▸ **TASK PROMPT**
Quote the entries in full, character for character, without their images.

Web page and app entries
"""
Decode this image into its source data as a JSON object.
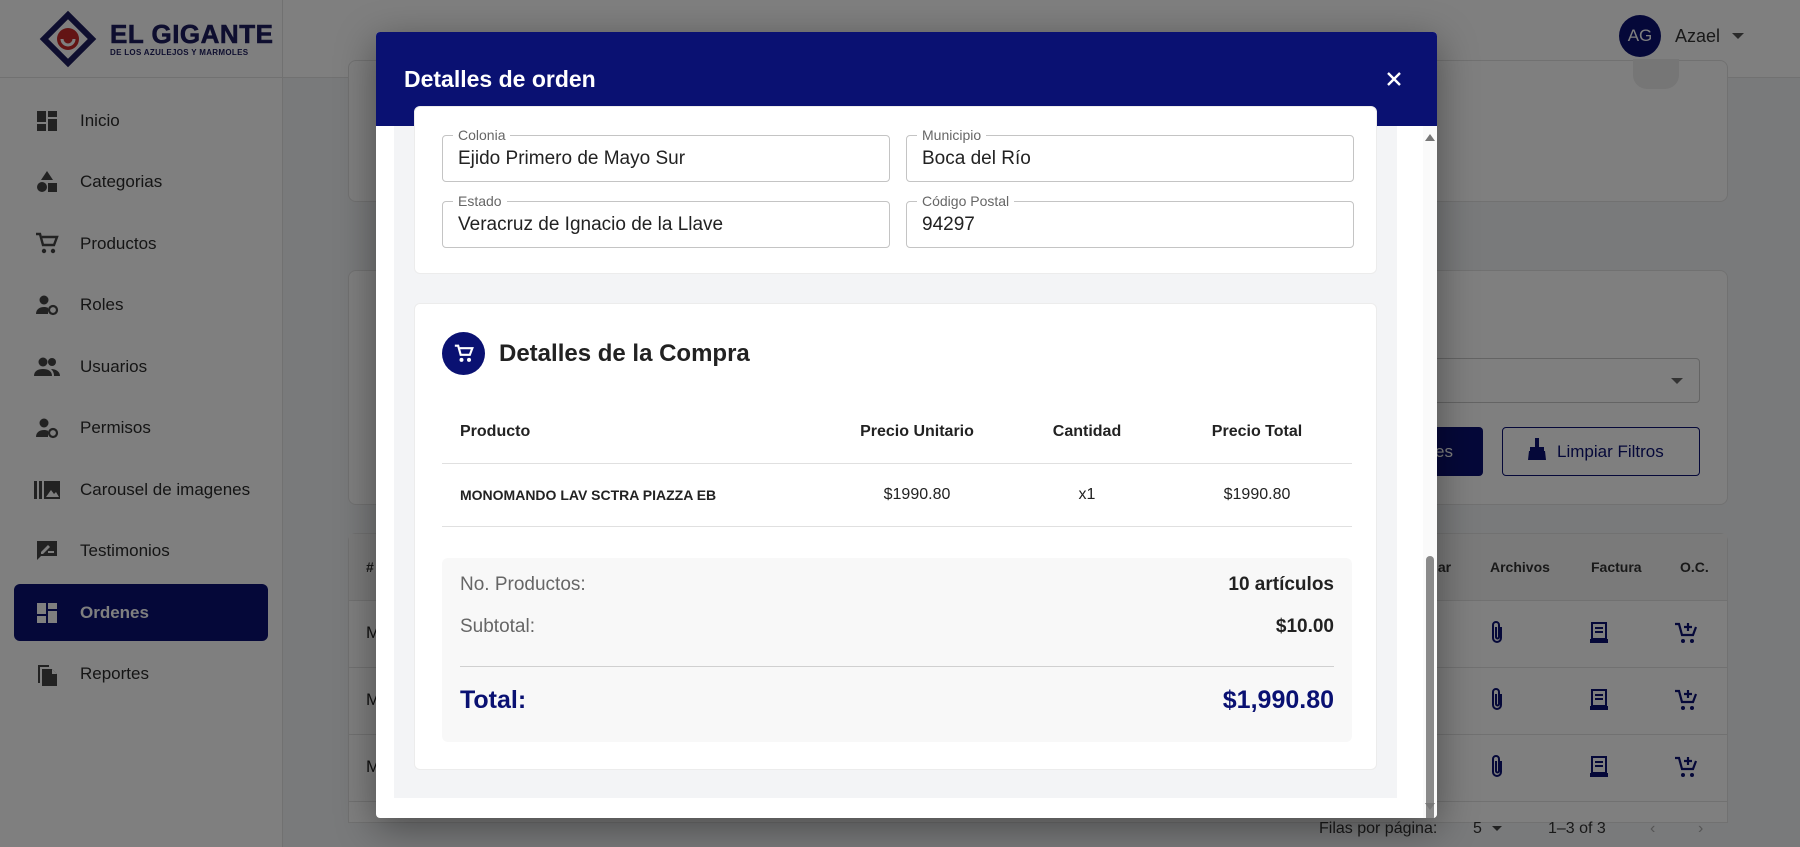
{
  "brand": {
    "name": "EL GIGANTE",
    "tagline": "DE LOS AZULEJOS Y MARMOLES"
  },
  "sidebar": {
    "items": [
      {
        "label": "Inicio",
        "icon": "dashboard-icon"
      },
      {
        "label": "Categorias",
        "icon": "category-icon"
      },
      {
        "label": "Productos",
        "icon": "cart-icon"
      },
      {
        "label": "Roles",
        "icon": "user-gear-icon"
      },
      {
        "label": "Usuarios",
        "icon": "users-icon"
      },
      {
        "label": "Permisos",
        "icon": "user-gear-icon"
      },
      {
        "label": "Carousel de imagenes",
        "icon": "gallery-icon"
      },
      {
        "label": "Testimonios",
        "icon": "review-icon"
      },
      {
        "label": "Ordenes",
        "icon": "dashboard-icon",
        "active": true
      },
      {
        "label": "Reportes",
        "icon": "files-icon"
      }
    ]
  },
  "user": {
    "initials": "AG",
    "name": "Azael"
  },
  "background": {
    "apply_button_partial": "es",
    "clear_filters_label": "Limpiar Filtros",
    "table_headers": {
      "hash": "#",
      "partial_col": "lar",
      "files": "Archivos",
      "invoice": "Factura",
      "po": "O.C."
    },
    "row_prefix": "M",
    "pagination": {
      "rows_label": "Filas por página:",
      "rows_value": "5",
      "range": "1–3 of 3"
    }
  },
  "modal": {
    "title": "Detalles de orden",
    "address": {
      "colonia": {
        "label": "Colonia",
        "value": "Ejido Primero de Mayo Sur"
      },
      "municipio": {
        "label": "Municipio",
        "value": "Boca del Río"
      },
      "estado": {
        "label": "Estado",
        "value": "Veracruz de Ignacio de la Llave"
      },
      "cp": {
        "label": "Código Postal",
        "value": "94297"
      }
    },
    "purchase": {
      "title": "Detalles de la Compra",
      "columns": [
        "Producto",
        "Precio Unitario",
        "Cantidad",
        "Precio Total"
      ],
      "rows": [
        {
          "product": "MONOMANDO LAV SCTRA PIAZZA EB",
          "unit_price": "$1990.80",
          "qty": "x1",
          "total": "$1990.80"
        }
      ],
      "summary": {
        "products_label": "No. Productos:",
        "products_value": "10 artículos",
        "subtotal_label": "Subtotal:",
        "subtotal_value": "$10.00",
        "total_label": "Total:",
        "total_value": "$1,990.80"
      }
    }
  },
  "colors": {
    "primary": "#0a1172",
    "overlay": "rgba(0,0,0,0.5)"
  }
}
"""
▸ **ANSWER TO THIS EXERCISE**
Decode this image into its source data as a JSON object.
{
  "brand": {
    "name": "EL GIGANTE",
    "tagline": "DE LOS AZULEJOS Y MARMOLES"
  },
  "sidebar": {
    "items": [
      {
        "label": "Inicio",
        "icon": "dashboard-icon"
      },
      {
        "label": "Categorias",
        "icon": "category-icon"
      },
      {
        "label": "Productos",
        "icon": "cart-icon"
      },
      {
        "label": "Roles",
        "icon": "user-gear-icon"
      },
      {
        "label": "Usuarios",
        "icon": "users-icon"
      },
      {
        "label": "Permisos",
        "icon": "user-gear-icon"
      },
      {
        "label": "Carousel de imagenes",
        "icon": "gallery-icon"
      },
      {
        "label": "Testimonios",
        "icon": "review-icon"
      },
      {
        "label": "Ordenes",
        "icon": "dashboard-icon",
        "active": true
      },
      {
        "label": "Reportes",
        "icon": "files-icon"
      }
    ]
  },
  "user": {
    "initials": "AG",
    "name": "Azael"
  },
  "background": {
    "apply_button_partial": "es",
    "clear_filters_label": "Limpiar Filtros",
    "table_headers": {
      "hash": "#",
      "partial_col": "lar",
      "files": "Archivos",
      "invoice": "Factura",
      "po": "O.C."
    },
    "row_prefix": "M",
    "pagination": {
      "rows_label": "Filas por página:",
      "rows_value": "5",
      "range": "1–3 of 3"
    }
  },
  "modal": {
    "title": "Detalles de orden",
    "address": {
      "colonia": {
        "label": "Colonia",
        "value": "Ejido Primero de Mayo Sur"
      },
      "municipio": {
        "label": "Municipio",
        "value": "Boca del Río"
      },
      "estado": {
        "label": "Estado",
        "value": "Veracruz de Ignacio de la Llave"
      },
      "cp": {
        "label": "Código Postal",
        "value": "94297"
      }
    },
    "purchase": {
      "title": "Detalles de la Compra",
      "columns": [
        "Producto",
        "Precio Unitario",
        "Cantidad",
        "Precio Total"
      ],
      "rows": [
        {
          "product": "MONOMANDO LAV SCTRA PIAZZA EB",
          "unit_price": "$1990.80",
          "qty": "x1",
          "total": "$1990.80"
        }
      ],
      "summary": {
        "products_label": "No. Productos:",
        "products_value": "10 artículos",
        "subtotal_label": "Subtotal:",
        "subtotal_value": "$10.00",
        "total_label": "Total:",
        "total_value": "$1,990.80"
      }
    }
  },
  "colors": {
    "primary": "#0a1172",
    "overlay": "rgba(0,0,0,0.5)"
  }
}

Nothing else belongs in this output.